Exercise requirements: Work out how many lines in the data that follows contain "chevron". Write nothing but the number.

Records from a data collection:
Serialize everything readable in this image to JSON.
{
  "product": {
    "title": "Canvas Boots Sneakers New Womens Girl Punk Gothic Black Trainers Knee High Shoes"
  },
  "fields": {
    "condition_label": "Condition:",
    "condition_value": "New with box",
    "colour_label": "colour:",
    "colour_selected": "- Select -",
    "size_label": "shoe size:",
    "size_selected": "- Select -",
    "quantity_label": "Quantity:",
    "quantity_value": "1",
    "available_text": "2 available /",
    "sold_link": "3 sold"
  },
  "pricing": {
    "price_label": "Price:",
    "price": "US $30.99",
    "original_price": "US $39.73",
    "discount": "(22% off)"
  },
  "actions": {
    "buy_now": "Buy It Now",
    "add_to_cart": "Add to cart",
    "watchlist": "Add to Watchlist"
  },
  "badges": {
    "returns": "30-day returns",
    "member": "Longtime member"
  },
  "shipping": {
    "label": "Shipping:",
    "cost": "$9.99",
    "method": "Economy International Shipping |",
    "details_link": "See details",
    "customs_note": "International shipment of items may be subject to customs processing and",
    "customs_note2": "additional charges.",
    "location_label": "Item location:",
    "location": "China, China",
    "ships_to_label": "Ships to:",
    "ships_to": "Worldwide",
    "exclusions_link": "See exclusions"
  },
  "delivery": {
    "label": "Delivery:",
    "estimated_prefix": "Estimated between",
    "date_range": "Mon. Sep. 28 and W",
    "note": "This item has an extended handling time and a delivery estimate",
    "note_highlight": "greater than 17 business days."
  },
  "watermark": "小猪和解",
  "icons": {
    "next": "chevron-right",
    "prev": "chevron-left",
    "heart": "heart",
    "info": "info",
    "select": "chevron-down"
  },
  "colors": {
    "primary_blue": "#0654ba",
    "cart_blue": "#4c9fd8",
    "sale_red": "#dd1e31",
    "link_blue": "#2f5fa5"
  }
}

Solution to this exercise: 3